European stocks dropped by the most in three weeks as a report showed German manufacturing unexpectedly contracted this month, while Cyprus’s President worked on a new plan to obtain a bailout from the euro area.
Lanxess AG fell the most in 17 months after predicting lower first-quarter earnings before interest, taxes, depreciation and amortization than in the previous year. SAP AG, the biggest maker of business-management software, dropped 2.1 percent. Brenntag AG climbed by the most since December after the chemical distributor reported full-year results that beat analysts’ estimates.
The Stoxx 600 retreated 0.7 percent to 294.47 at the close in London. The equity benchmark has still risen 5.3 percent this year as reports on U.S. payrolls and Chinese exports bolstered confidence in the global economic recovery and central banks continued their stimulus measures.
“Investors have come back a bit on Cyprus and the immediate impact it may have on the broader euro zone and have concluded that Cyprus alone isn’t enough to re-ignite a crisis,” Norman Villamin, who helps oversee $64 billion as European chief investment officer at Coutts & Co. in Zurich, said. “But we look at the tools and the approach being taken and think it’s really making any future problems much more risky for euro-zone policy makers to handle.”
National benchmark index fell in all 18 western-European markets. France’s CAC 40 slid 1.4 percent, while the U.K.’s FTSE 100 lost 0.7 percent. Germany’s DAX declined 0.9 percent.
A purchasing managers’ index for Germany’s manufacturing industry unexpectedly fell to 48.9 this month. The median economist forecast had called for a reading of 50.5, according to a Bloomberg News survey. A separate report showed that manufacturing in France contracted more than estimated.
“The French indices disappoint again, and also the German numbers are very unsatisfactory,” Ulrich Wortberg, an analyst at Helaba Landesbank Hessen-Thueringen in Frankfurt, wrote in a note to clients.
Cyprus’s President, Nicos Anastasiades, met advisers to draft a new plan to avoid financial collapse after lawmakers rejected the euro area’s proposed levy on bank deposits.
The alternative plan may include a new version of the deposit tax, said an official who asked not to be identified citing government policy. The central bank declared that lenders will remain shut for another two days, effectively preventing Cypriots from accessing their accounts until March 26.
The European Central Bank said it will withdraw Cypriot banks’ access to emergency funds on March 26 if the government fails to agree to a bailout from the European Union and the International Monetary Fund.
“The Governing Council of the European Central Bank decided to maintain the current level of Emergency Liquidity Assistance, ELA, until Monday, 25 March 2013,” the ECB said in a statement. “Thereafter, ELA could only be considered if an EU/IMF program is in place that would ensure the solvency of the concerned banks.”

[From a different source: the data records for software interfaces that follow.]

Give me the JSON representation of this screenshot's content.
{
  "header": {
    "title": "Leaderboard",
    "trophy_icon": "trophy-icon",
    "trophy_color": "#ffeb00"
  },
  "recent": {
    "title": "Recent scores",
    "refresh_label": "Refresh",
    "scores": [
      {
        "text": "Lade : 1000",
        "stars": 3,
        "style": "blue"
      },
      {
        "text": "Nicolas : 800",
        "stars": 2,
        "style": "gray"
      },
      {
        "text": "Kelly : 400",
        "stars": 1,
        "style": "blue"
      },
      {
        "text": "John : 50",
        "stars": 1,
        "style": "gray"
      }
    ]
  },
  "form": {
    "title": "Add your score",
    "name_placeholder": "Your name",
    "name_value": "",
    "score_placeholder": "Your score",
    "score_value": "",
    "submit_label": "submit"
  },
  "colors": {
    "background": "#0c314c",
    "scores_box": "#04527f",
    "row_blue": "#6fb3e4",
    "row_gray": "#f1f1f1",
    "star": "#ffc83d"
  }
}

Lanxess slumped 6 percent to 58.31 euros after predicting that Ebitda will drop to as little as 160 million euros ($207 million) in the current quarter. The chemical maker said it has budgeted for declining profit in 2013.
SAP dropped 2.1 percent to 62.96 euros after Oracle Corp. reported sales and profit that missed analysts’ estimates. The U.S. enterprise software maker said its corporate customers reduced their spending on software. Cap Gemini SA, France’s biggest computer-services company, slid 3.9 percent to 36.97 euros.
A gauge of European carmakers posted the worst performance of the 19 industry groups in the Stoxx 600, with Renault SA slipping 5.1 percent to 51.04 euros and Daimler AG retreating 2.2 percent to 43.96 euros.
Brenntag increased 3.4 percent to 117.75 euros after the chemical distributor reported full-year adjusted operating Ebitda of 717 million euros, beating the average analyst estimate of 712.9 million euros.
EON AG gained 4.2 percent to 13.71 euros and RWE AG added 2.9 percent to 29.73 euros after Germany’s most powerful Social Democratic state leader called for the country’s government to reduce the tax on electricity bills by 25 percent. Hannelore Kraft, the SPD prime minister of North Rhine-Westphalia challenges Chancellor Angela Merkel for popularity in polls. A gauge of European utilities climbed 1.1 percent.
Deutsche Bank AG rose 0.8 percent to 32.70 euros after co-Chief Executive Officer Anshu Jain said the bank’s first-quarter revenue was in line with last year, while expenses would contribute positively.